This course is designed to introduce students to the basic theory and practice of counselling. The course will emphasize the development of healthy helping relationships, active listening skills and empathy. From the perspective of the professional child and youth care practice of Child and Youth Care and Youth Justice Work, students will learn ways of helping and supporting their client’s children and youth to explore their issues and to cope with related feelings.
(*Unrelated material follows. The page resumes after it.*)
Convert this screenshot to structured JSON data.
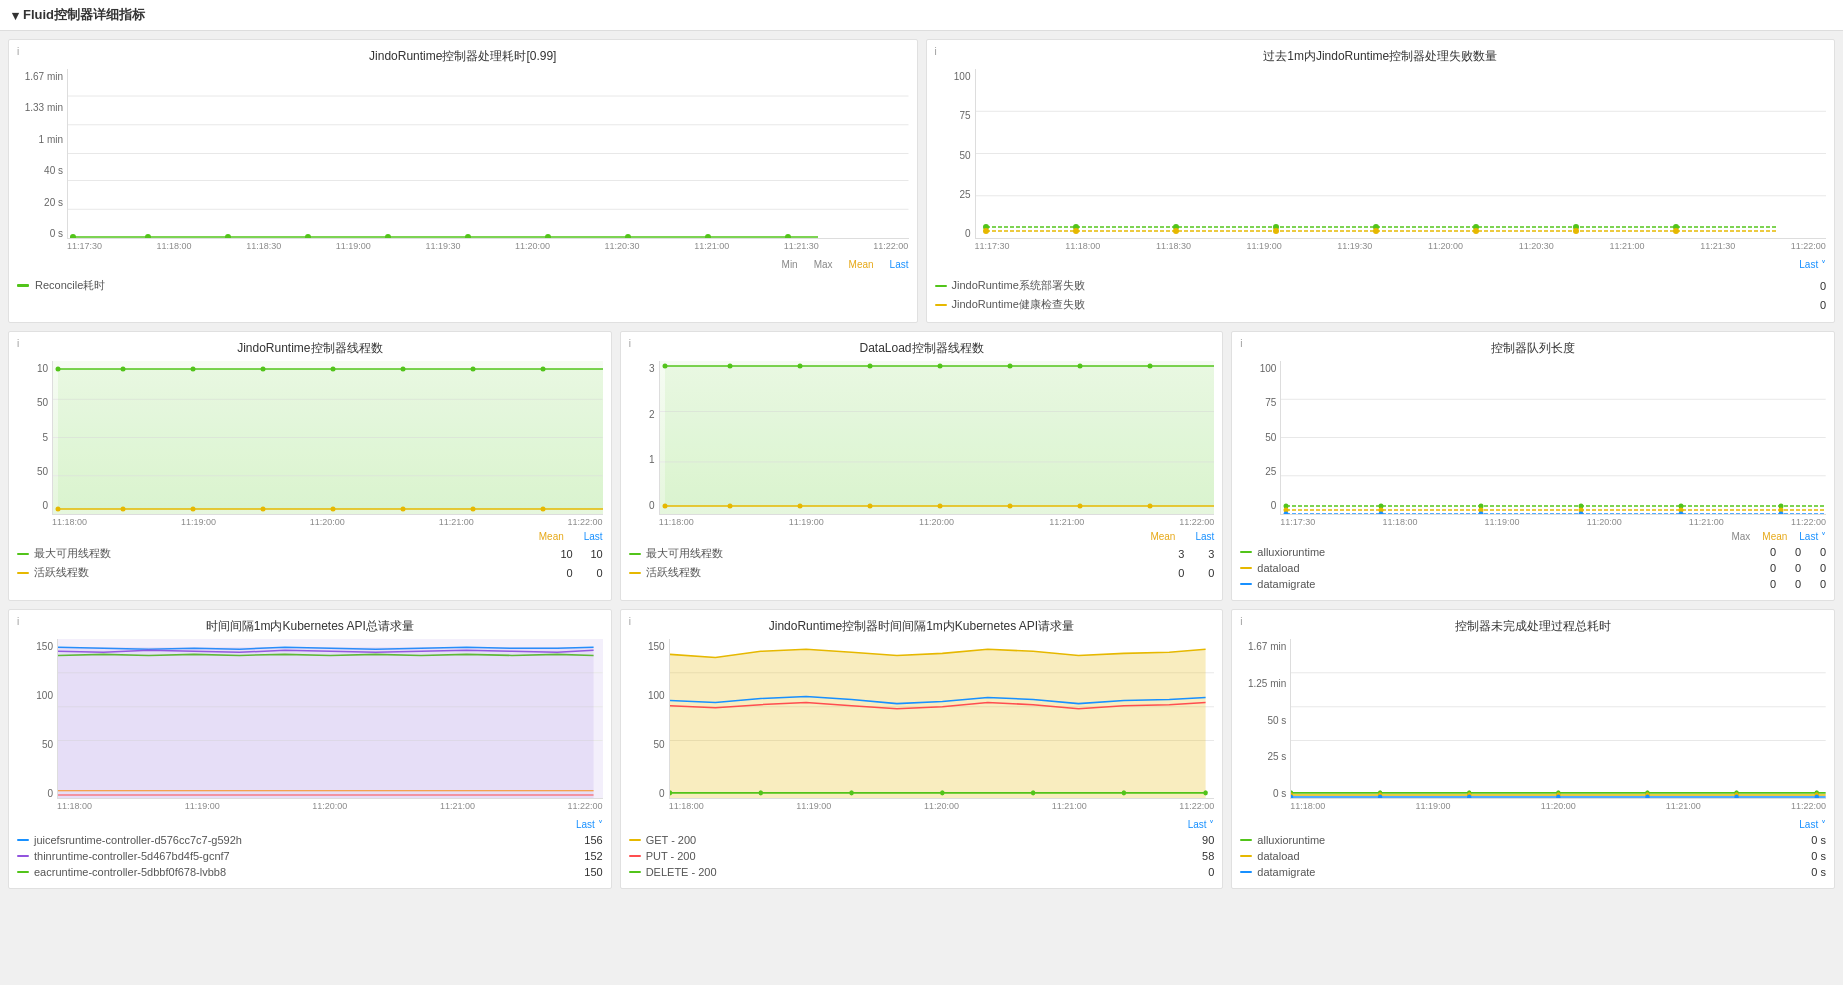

Culture and worldview will be viewed as essential elements for understanding and responding to client’s children, youth and families.

Course Content

The following global ideas guide the design and delivery of this course

  • The development of a positive working relationship is central to the effective relationships with, and counselling of, children and youth.
  • Child and Youth Care Counsellors seek self awareness, including the impact of their cultural experience on their assumptions and responses.  Likewise, the CYC practitioner seeks to understand the influences of past experiences and cultural contexts on the behaviour and worldview of youth.
  • The elements of respect, genuineness and mutuality are core elements in the counselling process.
  • Counselling children and youth is holistic and systemic; it takes into account all aspects of the individual and all of his or her important contexts.
  • There are multiple ways of, and theories about, helping, counselling and working towards change with children, youth and families.
  • Counselling children and youth is developmentally sensitive.  Ways of engaging children and youth are shaped to fit with, and promote, their healthy emotional, social, intellectual, cultural and physical development.
  • The process of counselling children and youth is aimed at the development of insight and understanding of self, others, and the relationship between self and others with the goal of enabling children and youth to interact more effectively with his/her important systems.
  • The process of child and youth care counselling is skill based.  Effective Child and Youth Care Counsellors understand counselling and relational skills and uses them intentionally while remaining genuine and personal in their interactions with youth.  Building healthy working relationships with children and youth is dynamic and includes discussion, activities and other methodologies.

Methods of Instruction

  • Lecture/practice

Means of Assessment

This course will conform to Douglas College policy regarding the number and weighting of evaluations.

Typical evaluation will include:

  •  written assignments
  •  skill demonstration
  •  small and large group participation           

This is a graded course.

Learning Outcomes

Upon successful completion of this course, the student will be able to:

  1. Practice ethical behaviour within the classroom context by honouring confidentiality and implementing the principles of CYCC ethical guidelines.
  2. Explore the impact of self awareness on the practice of Child & Youth Care.
  3. Demonstrate within the classroom context, an awareness of relational and counseling skills with respect to diverse cultural histories, including Indigenous peoples.
  4. Discuss the elements and stages of at least one model of growth and change.
  5. Examine the impact of realities such as racism, internalized shame, colonization, trauma, oppression, worldviews and personal histories of both CYCC practitioners and the children and youth with whom they may work.

curriculum guidelines

Course Guidelines for previous years are viewable by selecting the version desired. If you took this course and do not see a listing for the starting semester/year of the course, consider the previous version as the applicable version.

course schedule and availability
course transferability

Below shows how this course and its credits transfer within the BC transfer system. 

A course is considered university-transferable (UT) if it transfers to at least one of the five research universities in British Columbia: University of British Columbia; University of British Columbia-Okanagan; Simon Fraser University; University of Victoria; and the University of Northern British Columbia.

For more information on transfer visit the BC Transfer Guide and BCCAT websites.

assessments

If your course prerequisites indicate that you need an assessment, please see our Assessment page for more information.